• **Problem to solve**:
Go through the data and copy every line in which "symbol" appears.

• **Given records**:
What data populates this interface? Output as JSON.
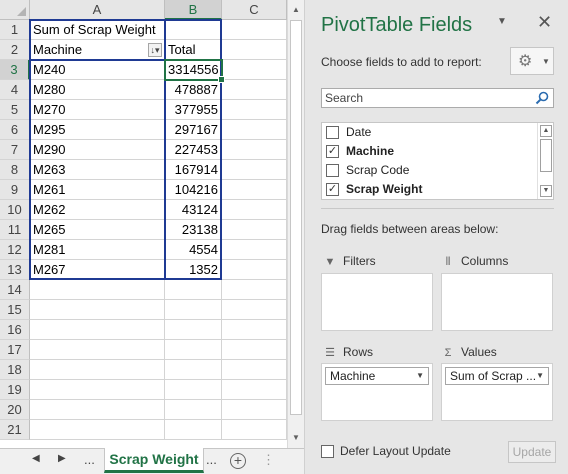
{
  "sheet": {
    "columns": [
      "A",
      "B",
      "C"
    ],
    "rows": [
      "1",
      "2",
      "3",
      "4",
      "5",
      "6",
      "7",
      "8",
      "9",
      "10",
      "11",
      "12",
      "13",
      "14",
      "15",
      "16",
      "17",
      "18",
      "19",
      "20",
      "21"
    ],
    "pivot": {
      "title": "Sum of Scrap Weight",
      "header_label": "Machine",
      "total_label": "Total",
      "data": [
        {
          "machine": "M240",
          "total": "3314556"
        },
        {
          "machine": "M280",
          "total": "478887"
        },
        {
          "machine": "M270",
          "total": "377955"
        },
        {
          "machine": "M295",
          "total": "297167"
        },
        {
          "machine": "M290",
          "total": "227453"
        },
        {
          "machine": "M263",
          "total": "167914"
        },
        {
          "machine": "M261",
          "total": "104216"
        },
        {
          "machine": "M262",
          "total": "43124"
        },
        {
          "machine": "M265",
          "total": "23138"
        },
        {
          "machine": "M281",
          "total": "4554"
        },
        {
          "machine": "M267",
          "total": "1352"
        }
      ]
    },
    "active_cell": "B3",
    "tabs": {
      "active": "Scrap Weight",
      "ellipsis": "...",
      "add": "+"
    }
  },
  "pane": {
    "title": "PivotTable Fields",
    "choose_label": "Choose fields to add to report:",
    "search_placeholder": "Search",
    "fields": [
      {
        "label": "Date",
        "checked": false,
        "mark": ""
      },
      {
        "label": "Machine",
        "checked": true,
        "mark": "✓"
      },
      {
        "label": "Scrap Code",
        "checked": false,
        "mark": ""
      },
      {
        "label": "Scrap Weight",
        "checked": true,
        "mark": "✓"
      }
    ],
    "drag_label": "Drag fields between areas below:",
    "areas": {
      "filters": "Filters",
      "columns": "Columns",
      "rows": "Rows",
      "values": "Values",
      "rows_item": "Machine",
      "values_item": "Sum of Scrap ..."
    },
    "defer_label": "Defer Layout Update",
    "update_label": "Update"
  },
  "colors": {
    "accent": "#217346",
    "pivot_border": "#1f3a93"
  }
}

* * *

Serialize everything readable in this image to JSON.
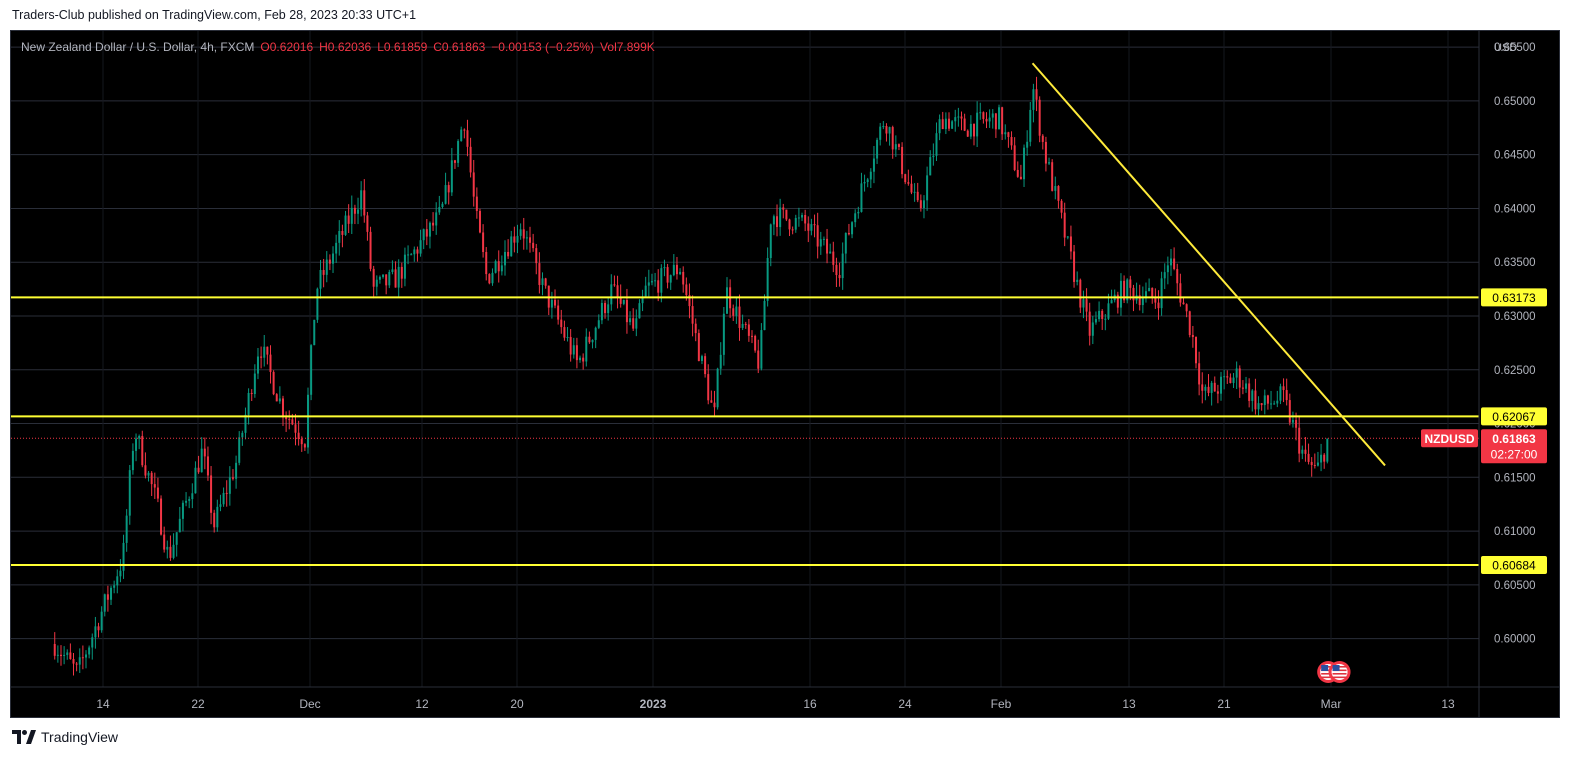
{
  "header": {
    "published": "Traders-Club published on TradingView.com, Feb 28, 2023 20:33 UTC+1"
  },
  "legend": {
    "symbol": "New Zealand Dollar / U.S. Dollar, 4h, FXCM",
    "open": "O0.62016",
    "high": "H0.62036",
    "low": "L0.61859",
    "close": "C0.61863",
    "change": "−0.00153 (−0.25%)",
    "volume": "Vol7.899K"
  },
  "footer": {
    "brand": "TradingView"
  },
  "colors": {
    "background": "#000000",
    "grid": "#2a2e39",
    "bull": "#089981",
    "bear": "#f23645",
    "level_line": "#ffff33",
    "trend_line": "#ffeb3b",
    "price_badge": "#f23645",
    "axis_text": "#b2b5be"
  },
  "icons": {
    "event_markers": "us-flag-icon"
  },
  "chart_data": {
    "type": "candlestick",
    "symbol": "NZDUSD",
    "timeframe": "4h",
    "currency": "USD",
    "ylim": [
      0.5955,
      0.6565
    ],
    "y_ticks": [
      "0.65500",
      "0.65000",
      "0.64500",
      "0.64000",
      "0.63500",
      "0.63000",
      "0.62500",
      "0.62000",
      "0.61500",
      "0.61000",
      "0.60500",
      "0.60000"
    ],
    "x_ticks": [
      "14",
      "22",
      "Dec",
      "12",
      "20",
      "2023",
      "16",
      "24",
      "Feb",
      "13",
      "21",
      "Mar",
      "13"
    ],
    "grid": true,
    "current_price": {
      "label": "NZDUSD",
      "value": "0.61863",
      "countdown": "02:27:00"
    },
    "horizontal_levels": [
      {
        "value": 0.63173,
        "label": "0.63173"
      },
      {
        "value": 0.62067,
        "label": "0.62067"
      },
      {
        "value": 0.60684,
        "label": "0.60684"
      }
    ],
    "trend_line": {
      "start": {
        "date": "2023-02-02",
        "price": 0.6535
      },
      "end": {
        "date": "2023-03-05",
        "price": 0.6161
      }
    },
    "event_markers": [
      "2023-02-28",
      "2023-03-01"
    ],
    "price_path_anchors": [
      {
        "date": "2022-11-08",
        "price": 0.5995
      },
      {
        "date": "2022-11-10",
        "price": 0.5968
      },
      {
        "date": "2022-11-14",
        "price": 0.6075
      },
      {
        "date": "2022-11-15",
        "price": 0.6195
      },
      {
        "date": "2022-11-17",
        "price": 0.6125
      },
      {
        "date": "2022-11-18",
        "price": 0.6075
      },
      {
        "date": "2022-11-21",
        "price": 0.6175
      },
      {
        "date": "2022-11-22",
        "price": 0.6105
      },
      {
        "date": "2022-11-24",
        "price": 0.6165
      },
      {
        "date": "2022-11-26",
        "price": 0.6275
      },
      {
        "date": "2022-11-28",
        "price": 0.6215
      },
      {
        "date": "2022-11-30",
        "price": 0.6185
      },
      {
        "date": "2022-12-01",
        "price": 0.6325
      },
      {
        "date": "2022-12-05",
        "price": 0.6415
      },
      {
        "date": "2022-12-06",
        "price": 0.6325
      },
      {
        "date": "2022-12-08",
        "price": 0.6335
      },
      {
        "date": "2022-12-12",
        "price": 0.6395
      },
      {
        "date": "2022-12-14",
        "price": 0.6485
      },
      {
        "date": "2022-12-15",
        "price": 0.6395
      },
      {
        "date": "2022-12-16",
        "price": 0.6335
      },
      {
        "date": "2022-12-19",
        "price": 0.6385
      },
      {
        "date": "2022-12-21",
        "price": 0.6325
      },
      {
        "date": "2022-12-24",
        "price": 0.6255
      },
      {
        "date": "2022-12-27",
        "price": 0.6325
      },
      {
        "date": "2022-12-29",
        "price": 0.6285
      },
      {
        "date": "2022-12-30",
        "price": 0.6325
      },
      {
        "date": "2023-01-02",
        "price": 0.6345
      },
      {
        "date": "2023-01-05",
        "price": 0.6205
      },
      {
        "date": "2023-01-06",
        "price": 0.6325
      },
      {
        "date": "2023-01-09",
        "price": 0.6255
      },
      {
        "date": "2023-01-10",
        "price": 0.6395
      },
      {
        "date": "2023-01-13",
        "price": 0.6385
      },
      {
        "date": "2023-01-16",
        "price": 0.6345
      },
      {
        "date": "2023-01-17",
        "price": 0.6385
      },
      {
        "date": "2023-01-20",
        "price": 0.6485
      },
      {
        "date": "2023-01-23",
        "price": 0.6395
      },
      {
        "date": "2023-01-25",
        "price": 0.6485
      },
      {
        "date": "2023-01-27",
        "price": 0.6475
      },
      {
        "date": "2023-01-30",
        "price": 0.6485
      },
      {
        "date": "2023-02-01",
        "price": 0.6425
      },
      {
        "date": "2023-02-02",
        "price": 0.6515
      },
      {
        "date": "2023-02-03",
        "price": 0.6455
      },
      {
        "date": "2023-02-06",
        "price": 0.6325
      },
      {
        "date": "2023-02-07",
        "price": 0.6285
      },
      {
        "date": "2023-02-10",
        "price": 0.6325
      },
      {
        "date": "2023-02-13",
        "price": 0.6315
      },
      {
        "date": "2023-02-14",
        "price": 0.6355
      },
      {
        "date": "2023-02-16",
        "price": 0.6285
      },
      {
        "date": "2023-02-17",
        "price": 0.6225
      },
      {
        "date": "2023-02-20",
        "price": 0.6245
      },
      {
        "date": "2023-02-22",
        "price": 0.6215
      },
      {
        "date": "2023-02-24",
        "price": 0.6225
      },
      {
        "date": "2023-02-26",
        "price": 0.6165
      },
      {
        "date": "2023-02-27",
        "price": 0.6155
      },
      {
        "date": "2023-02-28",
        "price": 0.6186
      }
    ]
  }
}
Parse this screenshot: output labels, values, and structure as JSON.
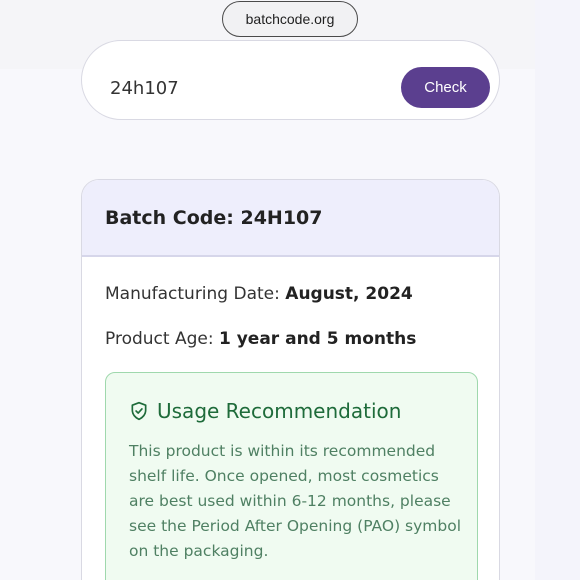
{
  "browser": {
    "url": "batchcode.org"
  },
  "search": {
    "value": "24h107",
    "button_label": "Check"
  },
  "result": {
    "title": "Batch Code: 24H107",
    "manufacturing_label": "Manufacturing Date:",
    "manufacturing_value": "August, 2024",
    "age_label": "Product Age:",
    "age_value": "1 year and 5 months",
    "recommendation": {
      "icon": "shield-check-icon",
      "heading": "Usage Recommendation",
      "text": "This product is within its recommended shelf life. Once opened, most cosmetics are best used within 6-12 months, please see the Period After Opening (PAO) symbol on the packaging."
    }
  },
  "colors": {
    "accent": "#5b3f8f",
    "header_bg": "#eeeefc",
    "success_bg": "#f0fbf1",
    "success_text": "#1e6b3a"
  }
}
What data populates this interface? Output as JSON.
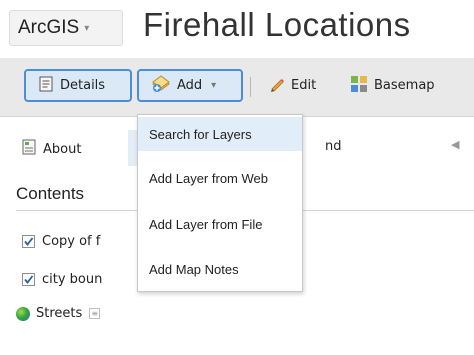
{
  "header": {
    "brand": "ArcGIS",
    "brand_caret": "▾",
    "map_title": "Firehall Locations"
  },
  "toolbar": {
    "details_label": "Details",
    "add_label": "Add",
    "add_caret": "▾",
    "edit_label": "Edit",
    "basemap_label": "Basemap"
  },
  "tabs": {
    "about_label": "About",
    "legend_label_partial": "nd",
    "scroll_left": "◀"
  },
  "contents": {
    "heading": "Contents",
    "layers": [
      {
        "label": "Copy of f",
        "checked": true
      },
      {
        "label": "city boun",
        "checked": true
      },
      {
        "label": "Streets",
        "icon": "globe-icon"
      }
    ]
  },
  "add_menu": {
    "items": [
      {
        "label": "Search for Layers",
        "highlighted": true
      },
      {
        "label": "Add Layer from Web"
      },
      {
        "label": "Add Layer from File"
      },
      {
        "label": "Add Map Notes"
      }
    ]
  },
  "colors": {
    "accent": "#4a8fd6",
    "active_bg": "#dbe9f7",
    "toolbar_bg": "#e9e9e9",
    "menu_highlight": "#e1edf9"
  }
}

• **Result of the exercise**:
    "symbol": "New Zealand Dollar / U.S. Dollar, 4h, FXCM",
    "symbol": "NZDUSD",
      "text": "This product is within its recommended shelf life. Once opened, most cosmetics are best used within 6-12 months, please see the Period After Opening (PAO) symbol on the packaging."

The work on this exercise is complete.